Future-memory fractals: toward a decolonial understanding of temporality and childhood

Tieteellinen tutkimus ja taiteellinen työ / niihin pohjautuva työ | Yksivuotinen
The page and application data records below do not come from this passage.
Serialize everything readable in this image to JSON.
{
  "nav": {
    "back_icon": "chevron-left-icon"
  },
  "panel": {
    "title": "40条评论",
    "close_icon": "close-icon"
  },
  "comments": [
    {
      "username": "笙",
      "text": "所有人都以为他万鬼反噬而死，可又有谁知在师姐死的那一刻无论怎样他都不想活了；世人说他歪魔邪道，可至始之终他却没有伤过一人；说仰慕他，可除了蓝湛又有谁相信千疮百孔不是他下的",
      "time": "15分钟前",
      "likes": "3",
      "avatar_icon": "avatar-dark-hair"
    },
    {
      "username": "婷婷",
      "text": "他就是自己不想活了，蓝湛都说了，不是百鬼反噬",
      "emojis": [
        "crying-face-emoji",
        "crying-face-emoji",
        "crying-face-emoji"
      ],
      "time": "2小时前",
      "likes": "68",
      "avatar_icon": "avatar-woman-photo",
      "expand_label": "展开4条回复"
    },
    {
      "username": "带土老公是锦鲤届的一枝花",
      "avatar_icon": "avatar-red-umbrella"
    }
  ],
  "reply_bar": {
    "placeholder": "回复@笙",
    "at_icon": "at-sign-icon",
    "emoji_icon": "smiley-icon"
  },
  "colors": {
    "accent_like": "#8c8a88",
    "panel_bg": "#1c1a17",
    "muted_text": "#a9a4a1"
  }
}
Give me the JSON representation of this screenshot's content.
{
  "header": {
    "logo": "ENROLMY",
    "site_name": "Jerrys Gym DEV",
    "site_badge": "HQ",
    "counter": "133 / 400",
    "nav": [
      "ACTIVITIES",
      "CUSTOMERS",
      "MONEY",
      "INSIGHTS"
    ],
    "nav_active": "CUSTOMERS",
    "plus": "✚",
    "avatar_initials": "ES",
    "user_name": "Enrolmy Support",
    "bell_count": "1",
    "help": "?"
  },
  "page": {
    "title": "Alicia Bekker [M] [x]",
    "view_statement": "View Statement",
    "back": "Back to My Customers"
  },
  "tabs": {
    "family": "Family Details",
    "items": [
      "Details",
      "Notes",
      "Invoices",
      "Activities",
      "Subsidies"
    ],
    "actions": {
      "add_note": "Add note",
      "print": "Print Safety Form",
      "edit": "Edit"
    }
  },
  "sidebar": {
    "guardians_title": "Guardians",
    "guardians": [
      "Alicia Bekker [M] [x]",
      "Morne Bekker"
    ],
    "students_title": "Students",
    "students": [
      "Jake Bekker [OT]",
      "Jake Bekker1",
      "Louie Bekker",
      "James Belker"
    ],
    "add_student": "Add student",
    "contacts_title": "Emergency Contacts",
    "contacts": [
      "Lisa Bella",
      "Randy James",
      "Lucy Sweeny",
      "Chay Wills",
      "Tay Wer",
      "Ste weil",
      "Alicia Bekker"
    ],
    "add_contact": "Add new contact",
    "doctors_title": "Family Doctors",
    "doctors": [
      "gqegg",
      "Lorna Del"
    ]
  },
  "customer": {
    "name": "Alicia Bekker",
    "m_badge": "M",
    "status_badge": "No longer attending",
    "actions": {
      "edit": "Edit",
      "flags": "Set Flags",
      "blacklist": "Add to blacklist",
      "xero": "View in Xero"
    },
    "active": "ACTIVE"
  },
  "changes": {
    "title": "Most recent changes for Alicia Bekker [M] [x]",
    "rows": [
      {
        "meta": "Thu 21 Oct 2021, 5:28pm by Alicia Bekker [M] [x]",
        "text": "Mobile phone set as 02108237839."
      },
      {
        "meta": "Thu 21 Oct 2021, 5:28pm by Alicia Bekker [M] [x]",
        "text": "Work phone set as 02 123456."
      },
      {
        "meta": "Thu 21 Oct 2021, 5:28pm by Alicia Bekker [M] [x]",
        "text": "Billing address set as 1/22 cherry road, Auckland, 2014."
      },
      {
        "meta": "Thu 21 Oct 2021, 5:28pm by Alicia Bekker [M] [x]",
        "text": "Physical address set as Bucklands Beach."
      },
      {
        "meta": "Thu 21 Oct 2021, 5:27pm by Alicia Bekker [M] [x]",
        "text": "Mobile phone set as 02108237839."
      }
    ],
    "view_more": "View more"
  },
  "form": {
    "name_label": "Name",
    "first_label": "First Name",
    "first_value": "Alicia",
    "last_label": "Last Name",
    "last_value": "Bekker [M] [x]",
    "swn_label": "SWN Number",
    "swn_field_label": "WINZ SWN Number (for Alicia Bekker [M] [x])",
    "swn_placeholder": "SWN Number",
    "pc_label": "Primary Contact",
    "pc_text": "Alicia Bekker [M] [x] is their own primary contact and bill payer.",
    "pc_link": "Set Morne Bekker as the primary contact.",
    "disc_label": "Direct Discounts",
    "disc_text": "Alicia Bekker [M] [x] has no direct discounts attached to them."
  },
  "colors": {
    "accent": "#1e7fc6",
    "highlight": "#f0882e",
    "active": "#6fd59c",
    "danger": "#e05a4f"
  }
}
This PhD study investigates the notion of 'future' from theoretical and experiential domains, refusing the assumption that it is a self-evident conception. Even though childhood is entwined with futurity, we only scantly see educational sciences and childhood studies turning their attention to the conception of future itself. My research contributes to such theorizations, linking concepts of futures with childhoods. The study brings together Black feminism and new-materialist theorizations, contributing to the fields of philosophy of education and childhood studies with new insights on concepts and practices related to describing, conceiving, planning, and implementing ‘future-oriented’ changes for children. Three distinct aspects of futures were studied: a) philosophical, looking into how futures integrate constructions of temporality in modern and postmodern philosophies; b) experiential, exploring memories of moments when the artists-participants sensed that futures were unfolding for them in postcolonial countries; c) aesthetic, understanding futures as compositions imbued with residual pasts, improvised in between the affects permeating daily life. The purpose of this research is threefold: creating a needed stance from which to unsettle progress-driven notion about ‘the future’; devising the pressing understanding that ‘future’ is a conception entangled with colonialist political-symbolic infrastructures; and creating actions promoting decolonial imaginaries of futures in educational practices. The monograph will include a fortune-telling deck of cards, created from the analysis of the participants' written memory stories. The fortune-telling system entwines theoretical and artistic dimensions of the study, and it does not aim to predict the future. Instead, it offers an occasion for the readers to engage with futures as improvised practices of remembering and living together with non-humans and humans in an ecologically fragile world.